Incubator Day 5Our Marans eggs are on Day 5 of incubation. We spent some time yesterday trying to hone in the temperature to 99.5 degrees F. We were using 4 different thermometers and they were each giving us different readings. The good news is, there was some consistency in where we placed the thermometers in and around the incubator. Right now we think we are somewhere between 98.8 and 100.2. Hopefully our growing chicks are finding it juuuust right. On Day 7 and 14 we will have the chance to "candle" the eggs, i.e., hold a special "flashlight" up to the eggs to determine if there is any growth inside. It's harder to see with these dark eggs, but we should be able to make out an embryo in most of the eggs. I can't wait!

 

Last night we spent some time locating organic feed suppliers and making plans to build our chicken "run" and moving the heavy coup to a designated spot in the backyard near the Sugar Maple tree. Before they go outside, they'll be indoors with us for a few weeks. We'll need to get pine shavings for the young chicks and dry chick food, and each week until they are mostly grown, their feed changes to accomodate their growing needs. Friends at Fertrell recommended Organic Unlimited so we're looking to see if they distribute to a store closer to us.

The other big decision we're in the process of making is what to do with the extra chickens that hatch. Our goal is to have a dozen hens and one rooster. His name is Earl. I told myself I wasn't going to name the birds, but it has been decided that the rooster's name is Earl. His father was "Duke" and so he will be the Earl of Duke. :)

Anyway, we are hatching 26 chicks. We only want to keep 13. The dilemma is that if they all, or most of them, hatch, we'll have around 13 birds to find a home for. We don't want to give them to just anyone. Folks like Wynette at Adamson Acres have worked very hard to maintain the Marans purity in breed. "We are proud to state that our French Copper Black Marans bloodlines include Davis, Jeane, and Presley lines. We feel we have made very good choices on these bloodlines, and we will continue breeding for dark egg color and excellent conformation of birds." Marans should always have feathered shanks and lay dark eggs and if they are bred with another kind of chicken all that hard work to maintain the French breed in the US will have been neglectfully dismissed.
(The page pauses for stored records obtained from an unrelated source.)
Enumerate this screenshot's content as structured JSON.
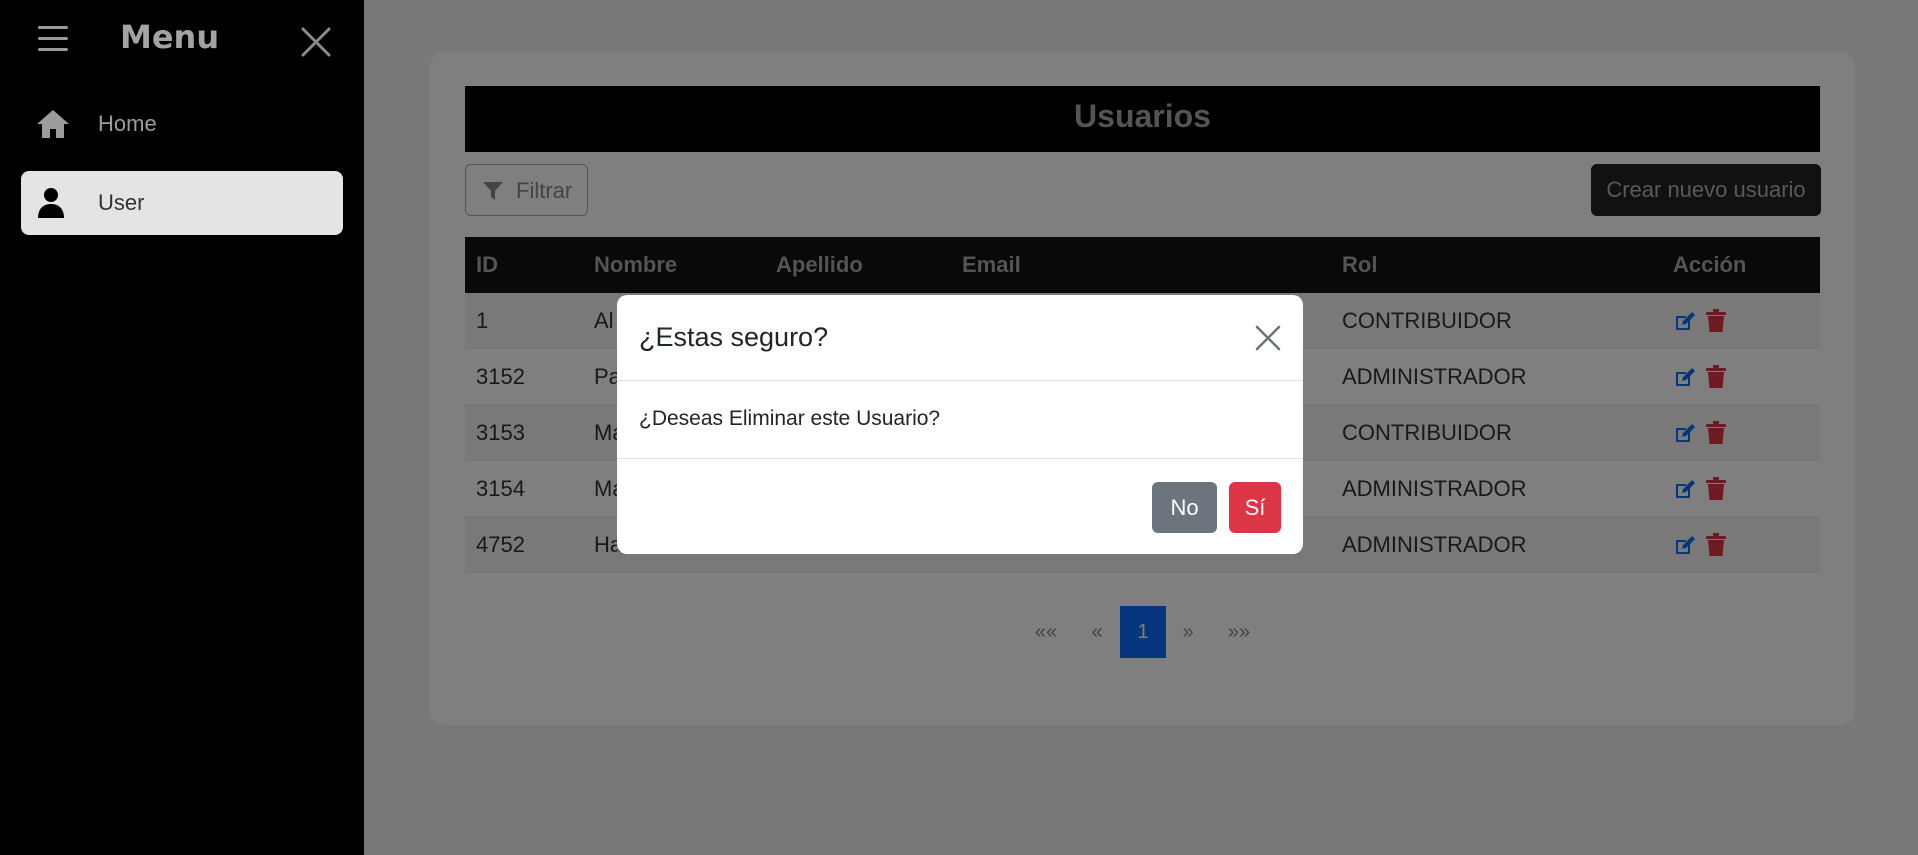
{
  "sidebar": {
    "title": "Menu",
    "items": [
      {
        "label": "Home",
        "icon": "home-icon"
      },
      {
        "label": "User",
        "icon": "user-icon"
      }
    ]
  },
  "main": {
    "title": "Usuarios",
    "filter_label": "Filtrar",
    "create_label": "Crear nuevo usuario",
    "table": {
      "headers": [
        "ID",
        "Nombre",
        "Apellido",
        "Email",
        "Rol",
        "Acción"
      ],
      "rows": [
        {
          "id": "1",
          "nombre": "Al",
          "rol": "CONTRIBUIDOR"
        },
        {
          "id": "3152",
          "nombre": "Pa",
          "rol": "ADMINISTRADOR"
        },
        {
          "id": "3153",
          "nombre": "Ma",
          "rol": "CONTRIBUIDOR"
        },
        {
          "id": "3154",
          "nombre": "Ma",
          "rol": "ADMINISTRADOR"
        },
        {
          "id": "4752",
          "nombre": "Ha",
          "rol": "ADMINISTRADOR"
        }
      ]
    },
    "pagination": {
      "first": "««",
      "prev": "«",
      "current": "1",
      "next": "»",
      "last": "»»"
    }
  },
  "modal": {
    "title": "¿Estas seguro?",
    "body": "¿Deseas Eliminar este Usuario?",
    "no_label": "No",
    "yes_label": "Sí"
  },
  "colors": {
    "primary": "#0d6efd",
    "danger": "#dc3545",
    "secondary": "#6c757d"
  }
}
We know of at least one chicken breeder that keeps Marans, but what if all our leftover birds are male? They are much harder to find homes for. So then we face reality - Marans are known for their excellent meat quality. While we were at Fertrell, I found a flyer for a local poultry processor. Do we take these young birds to be processed for meat? Would we be able to eat them after having hatched (and loved) them? Mmh... lots to think about.

In the meantime, we have a lot to do to prep for their arrival. On Day 21, they'll begin pipping (chipping away at their shells in order to hatch) and within 3 days, they'll need to be placed in a brooding box. We have the infrared lights, the waterers and the feeders. The Earthy Cowboy is going to fashion a box for them under the table with greenhouse plastic, deer netting and other bits of DIY kinds of things. Pine shavings will cover the floor of the box and within just a week, we'll give them a perch to try out. Stay posted for more details on our experiment.